In the Housing breakout session, Eric Rosenthal of Disability Rights International spoke on the lack of assistance to families with children with disabilities, which is causing children to be abandoned into orphanages. I learned that many children surrendered into orphanages often become disabled, and these and other children also become subjects of human trafficking. Philanthropic support these orphanages around the world further encourages the cycle of child abandonment. As such, we need to contribute to organizations that promote family reunification as well as services for these families.
In the United States, the plight of many families with children with disabilities, or even parents with disabilities, is similar. Since 2011, Disability Independence Group has represented parents of medically complex children who were denied home-based care and were forced to make the decision to place their children in nursing homes.

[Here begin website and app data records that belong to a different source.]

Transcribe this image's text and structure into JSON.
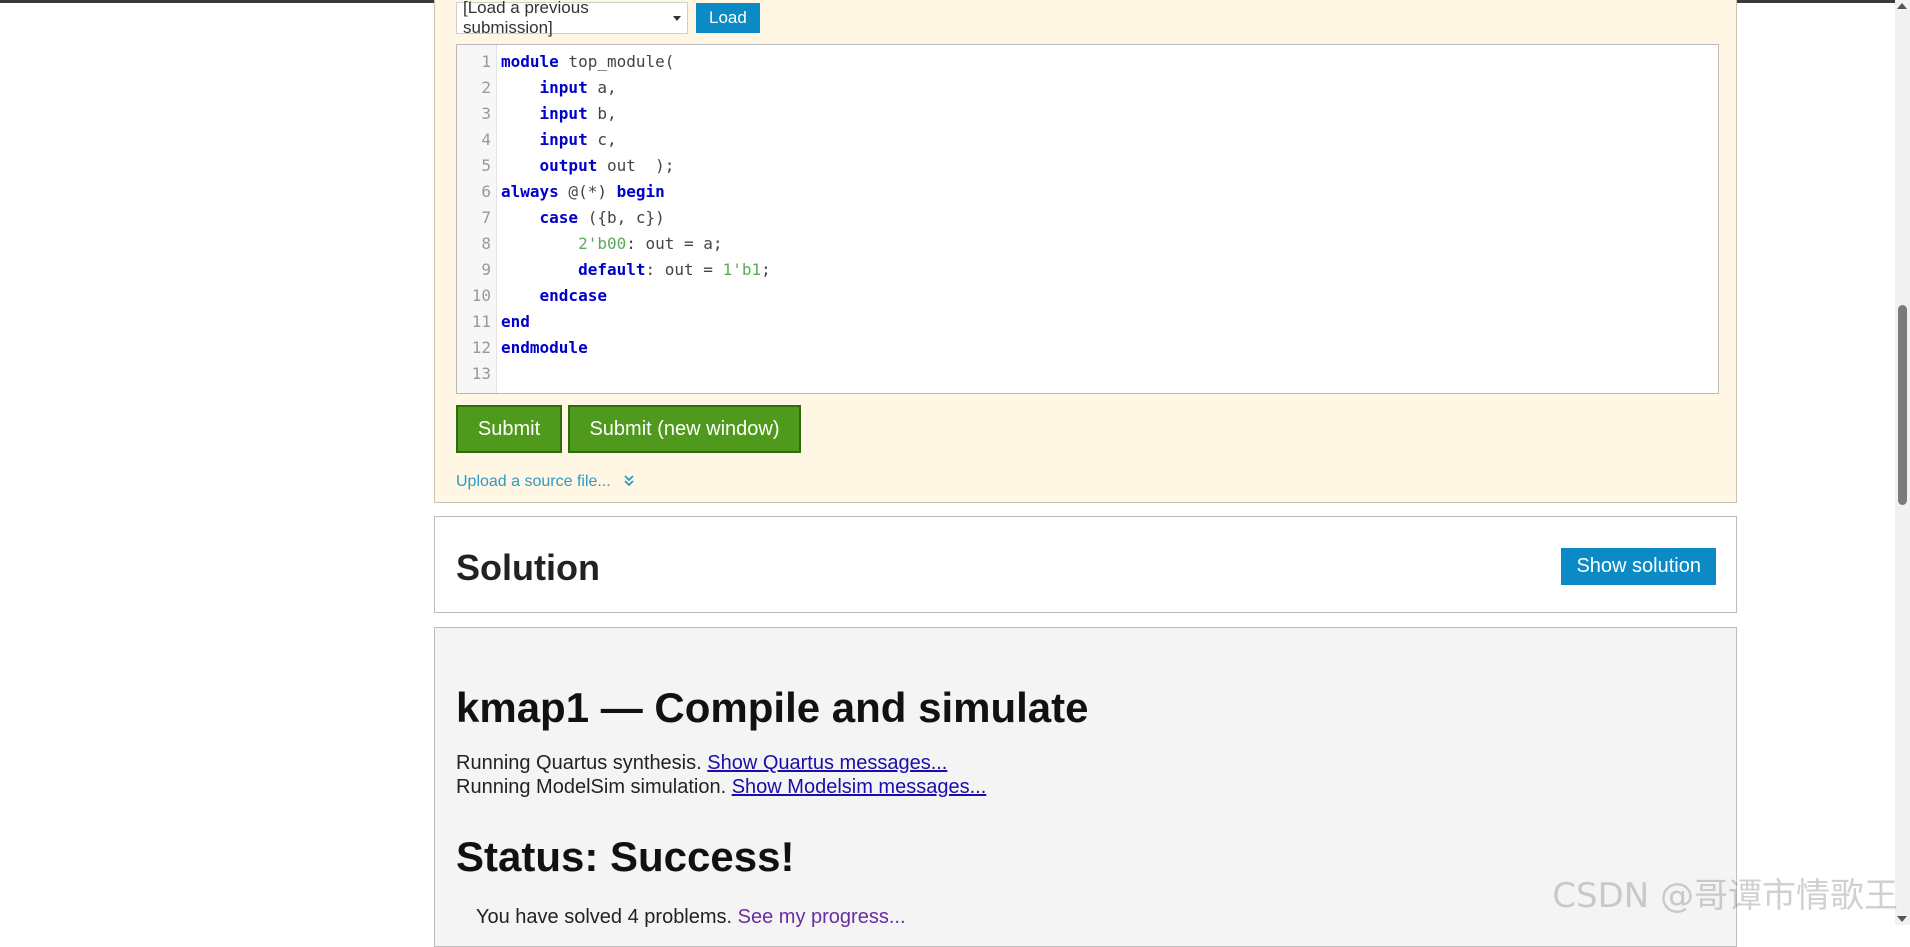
{
  "editor": {
    "load_select_label": "[Load a previous submission]",
    "load_button": "Load",
    "code_lines": [
      {
        "num": "1",
        "tokens": [
          {
            "t": "module",
            "c": "kw"
          },
          {
            "t": " top_module(",
            "c": ""
          }
        ]
      },
      {
        "num": "2",
        "tokens": [
          {
            "t": "    ",
            "c": ""
          },
          {
            "t": "input",
            "c": "kw"
          },
          {
            "t": " a,",
            "c": ""
          }
        ]
      },
      {
        "num": "3",
        "tokens": [
          {
            "t": "    ",
            "c": ""
          },
          {
            "t": "input",
            "c": "kw"
          },
          {
            "t": " b,",
            "c": ""
          }
        ]
      },
      {
        "num": "4",
        "tokens": [
          {
            "t": "    ",
            "c": ""
          },
          {
            "t": "input",
            "c": "kw"
          },
          {
            "t": " c,",
            "c": ""
          }
        ]
      },
      {
        "num": "5",
        "tokens": [
          {
            "t": "    ",
            "c": ""
          },
          {
            "t": "output",
            "c": "kw"
          },
          {
            "t": " out  );",
            "c": ""
          }
        ]
      },
      {
        "num": "6",
        "tokens": [
          {
            "t": "always",
            "c": "kw"
          },
          {
            "t": " @(*) ",
            "c": ""
          },
          {
            "t": "begin",
            "c": "kw"
          }
        ]
      },
      {
        "num": "7",
        "tokens": [
          {
            "t": "    ",
            "c": ""
          },
          {
            "t": "case",
            "c": "kw"
          },
          {
            "t": " ({b, c})",
            "c": ""
          }
        ]
      },
      {
        "num": "8",
        "tokens": [
          {
            "t": "        ",
            "c": ""
          },
          {
            "t": "2'b00",
            "c": "num"
          },
          {
            "t": ": out = a;",
            "c": ""
          }
        ]
      },
      {
        "num": "9",
        "tokens": [
          {
            "t": "        ",
            "c": ""
          },
          {
            "t": "default",
            "c": "kw"
          },
          {
            "t": ": out = ",
            "c": ""
          },
          {
            "t": "1'b1",
            "c": "num"
          },
          {
            "t": ";",
            "c": ""
          }
        ]
      },
      {
        "num": "10",
        "tokens": [
          {
            "t": "    ",
            "c": ""
          },
          {
            "t": "endcase",
            "c": "kw"
          }
        ]
      },
      {
        "num": "11",
        "tokens": [
          {
            "t": "end",
            "c": "kw"
          }
        ]
      },
      {
        "num": "12",
        "tokens": [
          {
            "t": "endmodule",
            "c": "kw"
          }
        ]
      },
      {
        "num": "13",
        "tokens": []
      }
    ],
    "submit_label": "Submit",
    "submit_new_window_label": "Submit (new window)",
    "upload_label": "Upload a source file...",
    "upload_icon": "double-chevron-down-icon"
  },
  "solution": {
    "title": "Solution",
    "show_button": "Show solution"
  },
  "results": {
    "title": "kmap1 — Compile and simulate",
    "quartus_text": "Running Quartus synthesis.",
    "quartus_link": "Show Quartus messages...",
    "modelsim_text": "Running ModelSim simulation.",
    "modelsim_link": "Show Modelsim messages...",
    "status": "Status: Success!",
    "progress_text": "You have solved 4 problems.",
    "progress_link": "See my progress..."
  },
  "watermark": "CSDN @哥谭市情歌王",
  "colors": {
    "accent_blue": "#0b8ac5",
    "submit_green": "#4f9a1c",
    "panel_cream": "#fff6e3",
    "results_gray": "#f4f4f4"
  }
}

While the State of Florida paid more money to house and care for these kids in nursing homes, it refused provide the same resources for families to remain together in their own homes. For parents with disabilities, children can be removed by the State and placed in foster care or group homes when parents are not provided with sufficient resources for their own or their child’s disability. While the Americans with Disabilities Act should ensure that parents are provided with adequate services to prevent removal or institutionalization of children, in reality, it does not. Unfortunately, we have more in common with third-world countries that abandon children in orphanages than we could image.
Other Countries are More Advanced than the United States when it comes to Employment Issues and Persons with Disabilities
I always thought that the United States was so advanced when it comes to employment of Persons with Disabilities, notwithstanding our continued unemployment rate of 70%. I learned from Guilherme Braga, CEO of Egalitê Recursos Humanos Especiais, that Brazil has a required quota of workers that must be persons with disabilities. Brazil is not alone. Other countries that impose quotas include France, Germany, Israel, China, Italy, the Netherlands, Russia, South Korea, Taiwan, and the Ukraine.
When quotas are imposed, most companies view the it as a floor and make affirmative efforts to hire qualified persons with disabilities, which encourages a culture that embraces differences, and allows the corporation to have a broader skilled talent pool.
We Need to Prioritize Inclusion of Persons with Disabilities as a Society.
In the employment breakout session, Nadine Vogel, of Springboard Consulting, said, “Diversity is being invited to the party; inclusion is being asked to dance.” The different views of the participants of the Summit and the many persons with disabilities who were a part of the conference demonstrated the work we must continue to do in order to achieve full inclusion in our society. For example, in the Disability in the Media breakout session, the panelist did not realize that during the holiday season, the rendition of persons with disabilities in the media transform into the stereotypical crippled Tiny Tim, or the miracle of the person who “overcame” their disability. Furthermore, in the plenary sessions, we heard how our elected officials care about persons with disabilities; however, this care does not translate into resources required to ensure inclusion of persons with disabilities into our communities on an equitable basis. As such, I believe that anyone who was a participant learned something, and most, like me, gained insight from others with different views of disability and inclusion.